In some ways, the Keychron K3 turns this dynamic upside down. The hot-swappable key switches are easy to swap out without having to grab a soldering iron, but while the keycaps are just as easy to remove, there’s not much of a reason for it. That’s because there are currently no third-party keycaps on the market that are fully compatible with Keychron’s low-profile design. The Cherry MX style cross design suggests they should be, but when I tried a few I had lying around, the stabilizer alignment on keys like the space bar didn’t match. Keychron tells me it plans to release new keycap sets for the board later this year.

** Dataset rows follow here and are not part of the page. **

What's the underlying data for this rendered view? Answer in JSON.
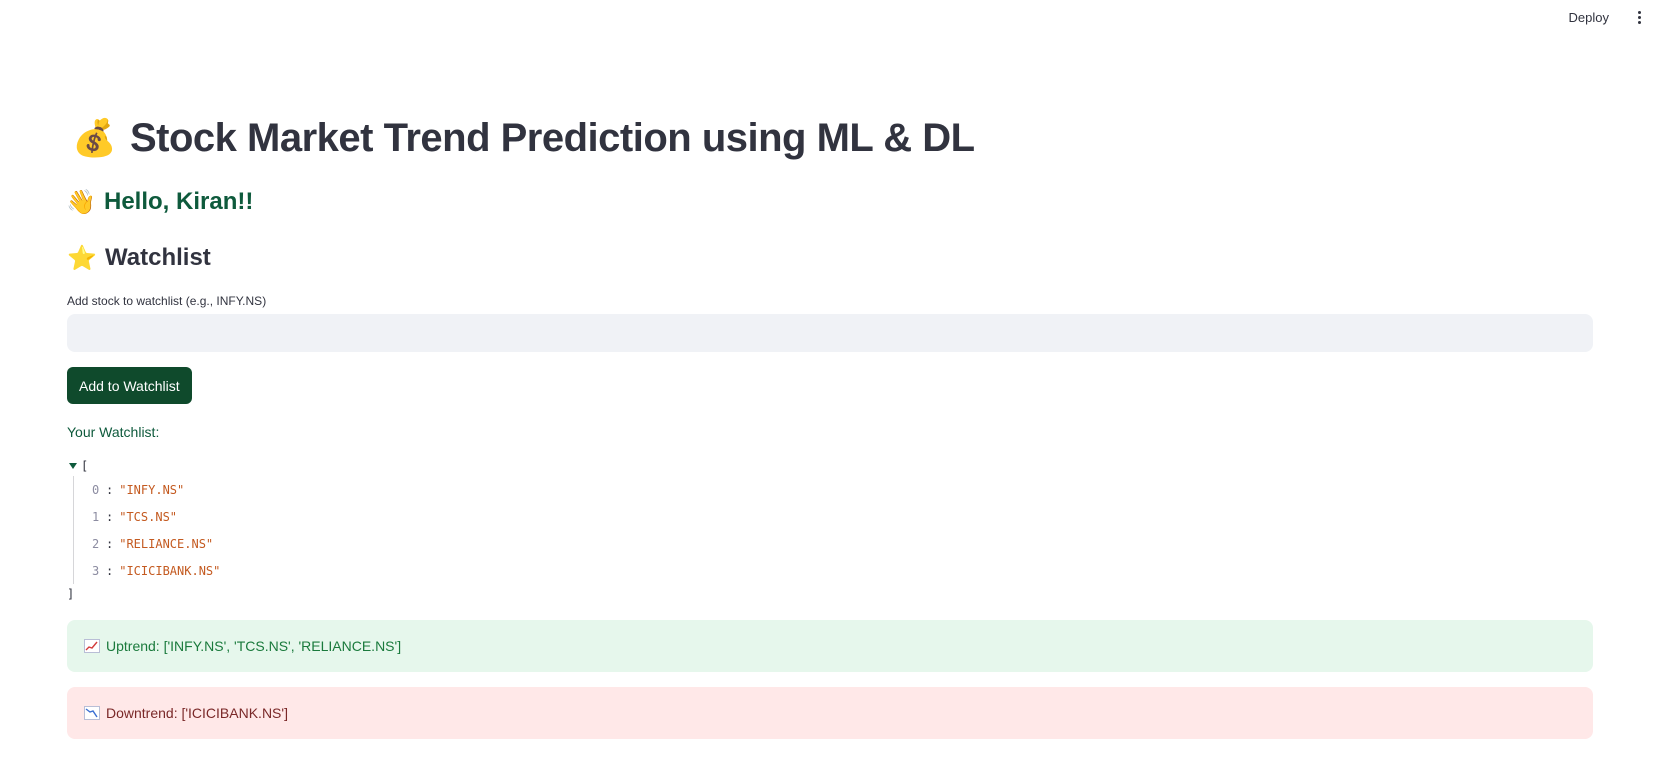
{
  "topbar": {
    "deploy_label": "Deploy",
    "menu_icon": "more-vertical-icon"
  },
  "header": {
    "title_emoji": "💰",
    "title": "Stock Market Trend Prediction using ML & DL",
    "greeting_emoji": "👋",
    "greeting": "Hello, Kiran!!"
  },
  "watchlist": {
    "heading_emoji": "⭐",
    "heading": "Watchlist",
    "input_label": "Add stock to watchlist (e.g., INFY.NS)",
    "input_value": "",
    "input_placeholder": "",
    "add_button_label": "Add to Watchlist",
    "list_label": "Your Watchlist:",
    "json_open": "[",
    "json_close": "]",
    "items": [
      {
        "index": "0",
        "value": "\"INFY.NS\""
      },
      {
        "index": "1",
        "value": "\"TCS.NS\""
      },
      {
        "index": "2",
        "value": "\"RELIANCE.NS\""
      },
      {
        "index": "3",
        "value": "\"ICICIBANK.NS\""
      }
    ]
  },
  "alerts": {
    "uptrend": {
      "icon": "chart-increasing-icon",
      "text": "Uptrend: ['INFY.NS', 'TCS.NS', 'RELIANCE.NS']"
    },
    "downtrend": {
      "icon": "chart-decreasing-icon",
      "text": "Downtrend: ['ICICIBANK.NS']"
    }
  },
  "colors": {
    "primary_button": "#0f4a2c",
    "greeting_text": "#0e5a3c",
    "success_bg": "#e6f7ec",
    "success_text": "#1a7a3c",
    "error_bg": "#ffe8e8",
    "error_text": "#7a2828",
    "json_string": "#c45a20"
  }
}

It’s a shame because it would be nice to have the option to replace Keychron’s stock keycaps. They’re made from thin ABS plastic instead of the more premium PBT or thicker ABS, and their gray-orange color scheme is just plain boring. In any case, their legends are crisp, they are nicely curved for your fingers to find their place, and their dual inclusion allows the keyboard backlight to shine through and illuminate every key label.
Swapping the switches themselves was much easier than pulling out a soldering iron, although it still took a little elbow grease to remove some of the more stubborn ones with the included tool. It works by clipping and wiggling the metal hook around each switch until it comes loose. It took me about half an hour to swap out all the switches while watching TV in the background, plus an extra fifteen minutes at each end to handle the keycaps.

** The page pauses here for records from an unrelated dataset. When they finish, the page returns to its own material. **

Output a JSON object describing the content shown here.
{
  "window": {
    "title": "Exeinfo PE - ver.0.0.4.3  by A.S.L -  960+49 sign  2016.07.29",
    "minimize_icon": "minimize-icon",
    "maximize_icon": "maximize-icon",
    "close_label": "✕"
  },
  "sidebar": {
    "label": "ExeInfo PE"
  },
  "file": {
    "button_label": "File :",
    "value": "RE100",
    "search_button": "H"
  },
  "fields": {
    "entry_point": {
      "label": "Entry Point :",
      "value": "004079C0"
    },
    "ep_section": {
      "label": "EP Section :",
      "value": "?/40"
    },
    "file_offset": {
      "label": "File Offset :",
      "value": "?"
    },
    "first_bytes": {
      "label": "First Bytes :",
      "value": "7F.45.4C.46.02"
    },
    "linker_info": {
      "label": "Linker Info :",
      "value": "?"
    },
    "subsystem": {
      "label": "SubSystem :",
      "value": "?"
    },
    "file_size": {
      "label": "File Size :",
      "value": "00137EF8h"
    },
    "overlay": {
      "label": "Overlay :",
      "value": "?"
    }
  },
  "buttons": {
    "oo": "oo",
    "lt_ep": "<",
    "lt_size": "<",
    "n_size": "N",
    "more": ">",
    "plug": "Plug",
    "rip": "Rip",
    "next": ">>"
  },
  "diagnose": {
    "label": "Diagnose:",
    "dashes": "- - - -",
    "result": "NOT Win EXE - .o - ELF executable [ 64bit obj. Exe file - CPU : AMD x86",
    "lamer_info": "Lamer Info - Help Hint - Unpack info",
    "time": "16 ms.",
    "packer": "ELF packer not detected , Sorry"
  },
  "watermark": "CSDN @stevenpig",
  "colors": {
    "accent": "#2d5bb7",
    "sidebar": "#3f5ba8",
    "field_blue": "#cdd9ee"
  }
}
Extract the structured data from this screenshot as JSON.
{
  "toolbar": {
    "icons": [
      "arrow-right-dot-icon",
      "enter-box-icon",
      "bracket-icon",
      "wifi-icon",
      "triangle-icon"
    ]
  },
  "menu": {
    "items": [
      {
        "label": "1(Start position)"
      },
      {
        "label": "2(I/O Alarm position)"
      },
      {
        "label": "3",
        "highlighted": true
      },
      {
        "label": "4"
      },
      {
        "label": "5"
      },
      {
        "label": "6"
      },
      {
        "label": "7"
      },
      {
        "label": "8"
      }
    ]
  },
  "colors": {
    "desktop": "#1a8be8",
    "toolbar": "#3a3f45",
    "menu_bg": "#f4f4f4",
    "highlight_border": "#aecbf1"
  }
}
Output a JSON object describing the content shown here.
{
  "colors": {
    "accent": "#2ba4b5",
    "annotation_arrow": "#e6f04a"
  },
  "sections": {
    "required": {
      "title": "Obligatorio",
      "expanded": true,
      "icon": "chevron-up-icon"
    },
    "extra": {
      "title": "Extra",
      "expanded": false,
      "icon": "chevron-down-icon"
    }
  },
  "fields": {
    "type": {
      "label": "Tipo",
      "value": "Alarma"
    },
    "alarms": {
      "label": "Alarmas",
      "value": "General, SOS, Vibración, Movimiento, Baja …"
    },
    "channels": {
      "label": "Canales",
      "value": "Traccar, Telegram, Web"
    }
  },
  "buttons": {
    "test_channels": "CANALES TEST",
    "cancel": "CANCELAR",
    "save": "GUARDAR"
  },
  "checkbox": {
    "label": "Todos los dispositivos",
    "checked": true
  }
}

These low-profile switches are not only hot-swappable, but how thin they allow the board itself to be. At its thickest point, it’s just over 22mm from the surface of your desk, and Keychron claims the low profile optical switches are only 10.77mm high, compared to 17.9mm for a conventional switch.

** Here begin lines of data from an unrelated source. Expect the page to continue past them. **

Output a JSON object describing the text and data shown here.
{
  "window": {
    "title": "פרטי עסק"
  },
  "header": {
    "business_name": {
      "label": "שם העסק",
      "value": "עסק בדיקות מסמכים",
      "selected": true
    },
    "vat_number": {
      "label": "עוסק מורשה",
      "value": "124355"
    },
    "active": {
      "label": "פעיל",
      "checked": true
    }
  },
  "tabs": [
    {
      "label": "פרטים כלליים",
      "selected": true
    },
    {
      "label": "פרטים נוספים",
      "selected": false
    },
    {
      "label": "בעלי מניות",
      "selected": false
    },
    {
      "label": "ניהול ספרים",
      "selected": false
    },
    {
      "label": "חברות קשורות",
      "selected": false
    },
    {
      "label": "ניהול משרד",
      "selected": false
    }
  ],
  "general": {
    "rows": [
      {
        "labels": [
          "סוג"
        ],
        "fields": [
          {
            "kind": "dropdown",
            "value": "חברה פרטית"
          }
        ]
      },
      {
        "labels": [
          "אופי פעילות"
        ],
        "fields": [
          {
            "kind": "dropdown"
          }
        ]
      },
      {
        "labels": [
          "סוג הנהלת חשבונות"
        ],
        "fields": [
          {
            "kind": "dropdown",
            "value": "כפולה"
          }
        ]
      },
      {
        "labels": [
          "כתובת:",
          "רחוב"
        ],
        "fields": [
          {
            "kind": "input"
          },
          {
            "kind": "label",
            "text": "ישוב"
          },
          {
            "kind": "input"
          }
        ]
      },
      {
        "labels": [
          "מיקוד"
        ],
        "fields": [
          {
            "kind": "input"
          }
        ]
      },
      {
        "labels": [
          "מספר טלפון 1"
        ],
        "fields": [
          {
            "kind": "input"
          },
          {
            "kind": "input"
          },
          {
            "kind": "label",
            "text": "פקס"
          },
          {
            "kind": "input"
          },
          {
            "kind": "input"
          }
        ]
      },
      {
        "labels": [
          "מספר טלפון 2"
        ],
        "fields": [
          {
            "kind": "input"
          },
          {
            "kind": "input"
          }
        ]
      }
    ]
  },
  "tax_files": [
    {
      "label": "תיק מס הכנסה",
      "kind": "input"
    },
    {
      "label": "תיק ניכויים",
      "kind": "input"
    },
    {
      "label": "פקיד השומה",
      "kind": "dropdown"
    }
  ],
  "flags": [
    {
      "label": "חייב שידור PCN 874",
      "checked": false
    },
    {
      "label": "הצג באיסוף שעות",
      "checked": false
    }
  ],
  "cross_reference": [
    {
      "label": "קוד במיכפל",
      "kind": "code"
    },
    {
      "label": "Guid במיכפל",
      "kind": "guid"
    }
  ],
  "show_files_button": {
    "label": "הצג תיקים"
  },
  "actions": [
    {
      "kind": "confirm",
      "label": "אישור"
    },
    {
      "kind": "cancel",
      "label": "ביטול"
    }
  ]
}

But being so unobtrusive, these optical switches are somewhat of an acquired taste. Whether I used the brown optical switches originally installed in the board, or the stiff and click-like optical orange switches, I never enjoyed the Keychron K3’s typing experience. It’s not awful. This is not a sluggish rubber dome or MacBook butterfly keyboard. But the limited key spacing of the K3’s low-profile switches feels unsatisfactory as you’re used to, and like regular Cherry MX-esque switches.
Of the two switches I tried, I preferred the stiff and clicky orange switches over the tactile brown ones. The stiffness of the orange switches coupled with the more tactile click made up for their low stroke somewhat, while I ended up making more typos while typing on the browns.
At the end of the day, I just love the height of a standard MX switch. That extra distance gives your fingers room to make mistakes and back off before you hit the wrong key. On the other hand, there is something shocking about having a key back so quickly. If you’re used to typing on sleek keyboards like Apple Magic Keyboard, the K3’s low key movement may feel more pleasant and familiar. But as someone who likes plain MX style switches, I wasn’t a fan.
The Keychron K3 is a feature-packed mechanical keyboard at a reasonable price. It works great over USB-C or wirelessly, and it has a 75 percent layout for the keys most people need, as well as a handy selection of function keys. The hot swap process is simple and Keychron has a suitable selection of switches that work with its hot swap system.
But Keychron has had to make some compromises to make a keyboard this thin, and you have to want a low-profile keyboard to endure them. Battery life has dropped compared to the K2, and the K3’s low-profile switches can be an acquired taste. The lack of support for third-party keycaps is also a shame.
If you have a strong preference for a low-profile keyboard and aren’t interested in trying out third-party keycaps, the K3 is a nice package. But it can’t match the versatility of Keychron’s other boards.
Photography by Jon Porter / The Verge